There would be several disadvantages. If the Pro-Audi Sales Agent Program was successful in eliminating retail discounts that jeopardized the value of the PSX-360, a competitor may take up the idea and use it to their advantage with affordable audio products. Pro-Audio may be perceived to be indecisive and unstable in their decision-making processes, after dropping a seemingly successful program after only eighteen months of operation. There is also no guarantee that an alternative solution will work to increase sales or get rid of retailers that undercut the factory price.
The change would result in a flexible administrative outfit, increase in sales volumes, satisfied customers, and satisfied dealers. Through a flexible administrative system, their market share of high-priced product consumers would remain intact. A value-based pricing model would achieve this because customers would be willing to spend money on the value they get from purchasing a product as opposed to the product itself (Nagle and Hogan 12). The PSX-360 would be accessible to potential consumers that favor a simple purchase process. Dealers would have autonomy of their businesses by selling the PSX-360 directly at a stipulated price. It would further prosper their businesses due to the fixed price and a guaranteed margin.

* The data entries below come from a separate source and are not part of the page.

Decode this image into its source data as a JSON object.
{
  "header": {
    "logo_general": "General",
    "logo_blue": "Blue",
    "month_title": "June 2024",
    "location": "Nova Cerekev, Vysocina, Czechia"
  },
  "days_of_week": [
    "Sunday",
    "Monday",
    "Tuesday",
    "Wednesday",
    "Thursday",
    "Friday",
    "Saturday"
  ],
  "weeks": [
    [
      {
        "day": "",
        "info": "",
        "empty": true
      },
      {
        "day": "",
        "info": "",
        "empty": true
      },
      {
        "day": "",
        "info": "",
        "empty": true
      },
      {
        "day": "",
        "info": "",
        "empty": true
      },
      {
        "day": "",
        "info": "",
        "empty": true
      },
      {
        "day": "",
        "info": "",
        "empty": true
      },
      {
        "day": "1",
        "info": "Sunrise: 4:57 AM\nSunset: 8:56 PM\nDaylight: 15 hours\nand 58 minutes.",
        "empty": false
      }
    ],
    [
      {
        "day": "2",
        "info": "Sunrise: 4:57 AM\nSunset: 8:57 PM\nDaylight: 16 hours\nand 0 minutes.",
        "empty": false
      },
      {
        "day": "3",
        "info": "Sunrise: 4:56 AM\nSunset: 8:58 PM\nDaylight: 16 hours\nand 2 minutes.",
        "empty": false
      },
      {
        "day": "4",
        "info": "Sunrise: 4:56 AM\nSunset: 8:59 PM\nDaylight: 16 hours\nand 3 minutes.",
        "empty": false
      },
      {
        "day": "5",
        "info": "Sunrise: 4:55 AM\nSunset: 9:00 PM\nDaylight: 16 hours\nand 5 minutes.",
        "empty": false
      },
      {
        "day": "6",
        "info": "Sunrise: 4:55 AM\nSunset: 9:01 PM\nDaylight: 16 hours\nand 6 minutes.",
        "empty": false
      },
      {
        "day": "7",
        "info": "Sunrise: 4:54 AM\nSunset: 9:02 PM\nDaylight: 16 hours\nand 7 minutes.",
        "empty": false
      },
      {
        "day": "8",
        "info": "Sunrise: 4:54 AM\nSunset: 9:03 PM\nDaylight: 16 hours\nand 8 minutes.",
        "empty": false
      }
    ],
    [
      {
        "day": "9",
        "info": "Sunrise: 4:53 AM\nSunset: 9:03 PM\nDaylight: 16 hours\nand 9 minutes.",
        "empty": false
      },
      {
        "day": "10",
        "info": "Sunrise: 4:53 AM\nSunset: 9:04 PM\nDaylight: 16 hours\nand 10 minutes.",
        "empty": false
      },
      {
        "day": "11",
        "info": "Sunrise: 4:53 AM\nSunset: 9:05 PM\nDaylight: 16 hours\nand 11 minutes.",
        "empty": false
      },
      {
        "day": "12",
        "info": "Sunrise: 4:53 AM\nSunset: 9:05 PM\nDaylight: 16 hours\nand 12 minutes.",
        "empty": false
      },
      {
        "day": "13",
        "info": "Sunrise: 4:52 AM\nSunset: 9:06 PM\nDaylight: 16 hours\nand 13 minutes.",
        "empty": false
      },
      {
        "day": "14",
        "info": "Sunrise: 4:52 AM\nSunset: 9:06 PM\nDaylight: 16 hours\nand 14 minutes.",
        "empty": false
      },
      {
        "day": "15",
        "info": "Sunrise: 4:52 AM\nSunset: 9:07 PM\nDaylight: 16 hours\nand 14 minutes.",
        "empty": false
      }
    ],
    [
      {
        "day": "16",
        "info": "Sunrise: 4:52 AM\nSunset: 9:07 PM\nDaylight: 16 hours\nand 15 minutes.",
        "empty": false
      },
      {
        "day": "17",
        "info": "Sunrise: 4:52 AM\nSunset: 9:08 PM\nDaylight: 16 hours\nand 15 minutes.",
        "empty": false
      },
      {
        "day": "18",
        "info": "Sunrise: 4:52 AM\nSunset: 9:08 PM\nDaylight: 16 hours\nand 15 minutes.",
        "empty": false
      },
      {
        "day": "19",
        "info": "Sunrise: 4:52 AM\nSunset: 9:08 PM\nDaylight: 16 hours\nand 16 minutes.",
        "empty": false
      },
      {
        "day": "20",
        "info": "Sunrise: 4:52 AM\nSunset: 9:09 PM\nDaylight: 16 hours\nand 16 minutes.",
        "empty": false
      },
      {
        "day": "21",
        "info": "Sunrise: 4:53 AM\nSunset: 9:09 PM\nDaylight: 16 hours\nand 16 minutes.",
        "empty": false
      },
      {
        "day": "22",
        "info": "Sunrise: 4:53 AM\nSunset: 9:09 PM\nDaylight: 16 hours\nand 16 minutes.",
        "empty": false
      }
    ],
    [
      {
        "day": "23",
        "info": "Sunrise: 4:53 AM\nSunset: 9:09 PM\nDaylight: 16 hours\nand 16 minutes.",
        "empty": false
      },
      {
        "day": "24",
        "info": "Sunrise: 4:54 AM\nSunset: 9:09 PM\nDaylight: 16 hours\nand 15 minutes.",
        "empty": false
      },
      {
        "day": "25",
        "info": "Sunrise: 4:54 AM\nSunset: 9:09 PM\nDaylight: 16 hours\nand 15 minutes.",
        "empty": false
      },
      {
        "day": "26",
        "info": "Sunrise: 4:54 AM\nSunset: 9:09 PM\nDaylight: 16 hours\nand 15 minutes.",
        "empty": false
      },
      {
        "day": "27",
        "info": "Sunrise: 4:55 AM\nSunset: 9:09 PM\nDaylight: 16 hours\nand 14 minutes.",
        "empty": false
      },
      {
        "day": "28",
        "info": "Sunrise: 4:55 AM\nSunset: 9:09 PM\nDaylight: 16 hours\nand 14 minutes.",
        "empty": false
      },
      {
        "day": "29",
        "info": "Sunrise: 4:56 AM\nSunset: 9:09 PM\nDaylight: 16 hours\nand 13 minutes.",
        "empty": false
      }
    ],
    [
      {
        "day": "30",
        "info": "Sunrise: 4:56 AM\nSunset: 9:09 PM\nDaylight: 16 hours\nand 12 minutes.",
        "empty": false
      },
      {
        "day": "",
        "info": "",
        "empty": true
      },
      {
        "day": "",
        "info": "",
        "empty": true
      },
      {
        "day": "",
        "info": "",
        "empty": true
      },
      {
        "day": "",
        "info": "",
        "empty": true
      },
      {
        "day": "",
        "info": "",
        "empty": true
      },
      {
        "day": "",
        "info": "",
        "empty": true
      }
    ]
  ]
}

It would ensure that dealers do not lose customers to other dealers after educating consumers on the PSX-360. A uniform price on the product would allow dealers to offer after sales services within their areas, which would be a good value added after-sales service.